>>>>>
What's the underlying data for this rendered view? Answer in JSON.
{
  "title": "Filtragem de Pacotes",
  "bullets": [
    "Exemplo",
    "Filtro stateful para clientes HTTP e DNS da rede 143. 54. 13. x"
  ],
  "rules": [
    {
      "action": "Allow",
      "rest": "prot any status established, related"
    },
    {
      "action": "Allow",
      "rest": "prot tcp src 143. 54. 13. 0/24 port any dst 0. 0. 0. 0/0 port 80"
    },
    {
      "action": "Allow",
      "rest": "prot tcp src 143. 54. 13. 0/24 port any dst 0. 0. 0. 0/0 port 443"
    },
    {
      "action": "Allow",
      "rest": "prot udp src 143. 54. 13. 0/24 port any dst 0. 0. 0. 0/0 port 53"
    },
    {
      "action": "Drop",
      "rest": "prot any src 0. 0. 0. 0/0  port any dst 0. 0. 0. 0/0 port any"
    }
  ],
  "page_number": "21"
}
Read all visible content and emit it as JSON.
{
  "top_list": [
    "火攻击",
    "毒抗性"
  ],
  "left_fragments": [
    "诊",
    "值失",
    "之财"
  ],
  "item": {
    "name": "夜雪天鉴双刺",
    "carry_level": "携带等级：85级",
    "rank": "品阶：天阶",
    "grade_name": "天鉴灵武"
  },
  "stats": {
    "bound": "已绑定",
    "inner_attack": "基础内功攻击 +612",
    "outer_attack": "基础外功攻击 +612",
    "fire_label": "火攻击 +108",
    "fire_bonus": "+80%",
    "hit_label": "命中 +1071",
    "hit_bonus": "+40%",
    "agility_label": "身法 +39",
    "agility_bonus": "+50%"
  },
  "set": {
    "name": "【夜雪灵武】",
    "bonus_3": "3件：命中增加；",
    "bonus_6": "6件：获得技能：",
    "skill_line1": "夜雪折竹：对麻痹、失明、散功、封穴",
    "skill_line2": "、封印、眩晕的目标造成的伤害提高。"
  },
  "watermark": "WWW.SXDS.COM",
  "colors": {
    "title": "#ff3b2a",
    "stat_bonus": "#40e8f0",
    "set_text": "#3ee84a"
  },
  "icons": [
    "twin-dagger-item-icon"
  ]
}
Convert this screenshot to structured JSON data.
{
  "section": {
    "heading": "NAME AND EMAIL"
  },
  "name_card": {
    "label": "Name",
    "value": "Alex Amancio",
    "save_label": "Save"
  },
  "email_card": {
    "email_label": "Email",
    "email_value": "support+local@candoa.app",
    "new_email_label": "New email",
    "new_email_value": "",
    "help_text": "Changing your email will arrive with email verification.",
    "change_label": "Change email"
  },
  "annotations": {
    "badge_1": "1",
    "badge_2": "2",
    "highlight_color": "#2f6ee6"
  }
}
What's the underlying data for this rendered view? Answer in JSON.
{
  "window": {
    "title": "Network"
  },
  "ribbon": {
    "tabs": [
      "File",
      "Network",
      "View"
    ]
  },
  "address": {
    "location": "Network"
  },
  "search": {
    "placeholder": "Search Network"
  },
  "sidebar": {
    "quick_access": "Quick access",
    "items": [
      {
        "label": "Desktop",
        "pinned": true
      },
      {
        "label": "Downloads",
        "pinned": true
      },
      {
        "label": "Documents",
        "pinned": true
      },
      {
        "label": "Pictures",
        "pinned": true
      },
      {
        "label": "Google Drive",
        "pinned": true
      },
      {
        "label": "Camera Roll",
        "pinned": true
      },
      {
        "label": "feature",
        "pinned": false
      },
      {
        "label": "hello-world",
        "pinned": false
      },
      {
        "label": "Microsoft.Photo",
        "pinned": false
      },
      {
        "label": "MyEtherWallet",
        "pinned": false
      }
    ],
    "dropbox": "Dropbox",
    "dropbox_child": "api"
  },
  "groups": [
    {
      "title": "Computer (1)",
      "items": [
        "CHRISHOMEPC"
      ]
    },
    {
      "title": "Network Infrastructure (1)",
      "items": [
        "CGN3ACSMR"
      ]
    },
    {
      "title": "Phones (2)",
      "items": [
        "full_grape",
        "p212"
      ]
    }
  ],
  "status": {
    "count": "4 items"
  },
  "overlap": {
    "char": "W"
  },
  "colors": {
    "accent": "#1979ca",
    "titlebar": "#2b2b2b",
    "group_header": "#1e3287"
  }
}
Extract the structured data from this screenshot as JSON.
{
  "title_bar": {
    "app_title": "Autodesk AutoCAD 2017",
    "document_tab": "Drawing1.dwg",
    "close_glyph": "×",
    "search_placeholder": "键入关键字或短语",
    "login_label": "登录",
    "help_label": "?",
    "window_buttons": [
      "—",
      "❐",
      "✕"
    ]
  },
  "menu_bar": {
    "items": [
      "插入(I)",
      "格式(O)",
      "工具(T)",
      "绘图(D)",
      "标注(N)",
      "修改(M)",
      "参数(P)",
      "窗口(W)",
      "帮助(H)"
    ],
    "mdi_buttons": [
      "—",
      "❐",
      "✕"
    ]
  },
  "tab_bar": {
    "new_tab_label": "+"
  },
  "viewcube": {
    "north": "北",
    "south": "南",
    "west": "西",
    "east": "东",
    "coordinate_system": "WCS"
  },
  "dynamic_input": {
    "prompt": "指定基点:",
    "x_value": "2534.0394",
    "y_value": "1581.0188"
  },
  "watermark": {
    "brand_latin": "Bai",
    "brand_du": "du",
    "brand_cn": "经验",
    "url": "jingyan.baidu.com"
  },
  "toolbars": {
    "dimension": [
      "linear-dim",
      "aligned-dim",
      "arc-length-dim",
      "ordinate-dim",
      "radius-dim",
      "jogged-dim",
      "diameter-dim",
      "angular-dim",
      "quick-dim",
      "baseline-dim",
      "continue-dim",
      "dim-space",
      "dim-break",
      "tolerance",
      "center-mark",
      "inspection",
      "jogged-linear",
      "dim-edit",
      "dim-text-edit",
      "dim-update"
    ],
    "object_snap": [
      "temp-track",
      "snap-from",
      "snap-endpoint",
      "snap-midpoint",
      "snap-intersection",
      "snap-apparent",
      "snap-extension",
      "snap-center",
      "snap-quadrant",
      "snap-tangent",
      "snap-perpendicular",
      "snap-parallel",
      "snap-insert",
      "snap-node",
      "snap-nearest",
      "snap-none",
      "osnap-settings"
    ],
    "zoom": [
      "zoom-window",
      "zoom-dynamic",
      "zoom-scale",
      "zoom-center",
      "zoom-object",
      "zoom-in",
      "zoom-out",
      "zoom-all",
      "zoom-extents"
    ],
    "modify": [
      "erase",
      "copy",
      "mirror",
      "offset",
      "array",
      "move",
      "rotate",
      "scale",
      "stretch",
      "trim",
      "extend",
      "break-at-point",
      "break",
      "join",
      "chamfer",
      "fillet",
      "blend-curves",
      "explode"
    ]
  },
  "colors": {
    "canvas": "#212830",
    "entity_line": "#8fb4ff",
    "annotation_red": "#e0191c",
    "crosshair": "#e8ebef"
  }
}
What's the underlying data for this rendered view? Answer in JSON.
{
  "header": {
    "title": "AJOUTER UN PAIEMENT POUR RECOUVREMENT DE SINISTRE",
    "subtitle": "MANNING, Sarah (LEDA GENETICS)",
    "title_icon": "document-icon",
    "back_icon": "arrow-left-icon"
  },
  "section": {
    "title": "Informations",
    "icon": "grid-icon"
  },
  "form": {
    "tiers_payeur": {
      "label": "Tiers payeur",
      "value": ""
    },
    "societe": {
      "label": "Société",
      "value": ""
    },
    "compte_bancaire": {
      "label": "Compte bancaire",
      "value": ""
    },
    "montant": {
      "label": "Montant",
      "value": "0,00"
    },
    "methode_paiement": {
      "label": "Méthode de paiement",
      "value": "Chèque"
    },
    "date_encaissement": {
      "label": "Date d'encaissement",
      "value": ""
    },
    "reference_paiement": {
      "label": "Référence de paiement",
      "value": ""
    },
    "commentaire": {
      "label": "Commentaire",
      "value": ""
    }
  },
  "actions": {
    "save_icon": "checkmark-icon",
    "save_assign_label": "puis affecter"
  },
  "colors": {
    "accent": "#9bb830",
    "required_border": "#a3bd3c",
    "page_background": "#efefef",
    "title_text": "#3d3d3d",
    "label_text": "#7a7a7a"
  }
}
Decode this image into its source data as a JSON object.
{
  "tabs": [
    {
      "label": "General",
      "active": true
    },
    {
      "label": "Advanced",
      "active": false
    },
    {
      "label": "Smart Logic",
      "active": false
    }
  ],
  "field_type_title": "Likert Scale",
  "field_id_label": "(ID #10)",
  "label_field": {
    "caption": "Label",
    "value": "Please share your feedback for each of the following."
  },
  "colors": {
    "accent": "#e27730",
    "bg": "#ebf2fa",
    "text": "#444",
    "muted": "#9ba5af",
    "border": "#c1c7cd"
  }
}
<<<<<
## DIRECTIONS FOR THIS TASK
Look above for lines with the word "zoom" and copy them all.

## WRITTEN RESPONSE
    "zoom": [
      "zoom-window",
      "zoom-dynamic",
      "zoom-scale",
      "zoom-center",
      "zoom-object",
      "zoom-in",
      "zoom-out",
      "zoom-all",
      "zoom-extents"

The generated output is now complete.